**Material provided:**
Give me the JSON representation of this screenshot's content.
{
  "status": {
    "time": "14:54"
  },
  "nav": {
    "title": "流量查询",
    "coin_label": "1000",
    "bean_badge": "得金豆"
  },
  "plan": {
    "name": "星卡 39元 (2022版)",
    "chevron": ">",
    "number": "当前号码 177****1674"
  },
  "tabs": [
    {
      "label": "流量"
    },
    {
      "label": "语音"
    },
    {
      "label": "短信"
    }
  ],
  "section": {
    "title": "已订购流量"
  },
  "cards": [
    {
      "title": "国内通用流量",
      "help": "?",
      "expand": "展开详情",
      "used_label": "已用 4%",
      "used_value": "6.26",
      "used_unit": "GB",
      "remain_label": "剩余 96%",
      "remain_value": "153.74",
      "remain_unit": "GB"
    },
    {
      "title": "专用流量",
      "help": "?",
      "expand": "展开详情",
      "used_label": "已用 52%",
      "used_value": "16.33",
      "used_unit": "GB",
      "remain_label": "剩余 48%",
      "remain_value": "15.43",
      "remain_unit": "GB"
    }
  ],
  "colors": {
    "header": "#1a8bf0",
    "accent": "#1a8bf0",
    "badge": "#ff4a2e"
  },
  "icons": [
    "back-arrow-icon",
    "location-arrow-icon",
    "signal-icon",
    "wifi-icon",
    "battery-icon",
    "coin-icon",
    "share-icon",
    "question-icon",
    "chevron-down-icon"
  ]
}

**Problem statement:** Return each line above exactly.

**Exercise result:**
Give me the JSON representation of this screenshot's content.
{
  "status": {
    "time": "14:54"
  },
  "nav": {
    "title": "流量查询",
    "coin_label": "1000",
    "bean_badge": "得金豆"
  },
  "plan": {
    "name": "星卡 39元 (2022版)",
    "chevron": ">",
    "number": "当前号码 177****1674"
  },
  "tabs": [
    {
      "label": "流量"
    },
    {
      "label": "语音"
    },
    {
      "label": "短信"
    }
  ],
  "section": {
    "title": "已订购流量"
  },
  "cards": [
    {
      "title": "国内通用流量",
      "help": "?",
      "expand": "展开详情",
      "used_label": "已用 4%",
      "used_value": "6.26",
      "used_unit": "GB",
      "remain_label": "剩余 96%",
      "remain_value": "153.74",
      "remain_unit": "GB"
    },
    {
      "title": "专用流量",
      "help": "?",
      "expand": "展开详情",
      "used_label": "已用 52%",
      "used_value": "16.33",
      "used_unit": "GB",
      "remain_label": "剩余 48%",
      "remain_value": "15.43",
      "remain_unit": "GB"
    }
  ],
  "colors": {
    "header": "#1a8bf0",
    "accent": "#1a8bf0",
    "badge": "#ff4a2e"
  },
  "icons": [
    "back-arrow-icon",
    "location-arrow-icon",
    "signal-icon",
    "wifi-icon",
    "battery-icon",
    "coin-icon",
    "share-icon",
    "question-icon",
    "chevron-down-icon"
  ]
}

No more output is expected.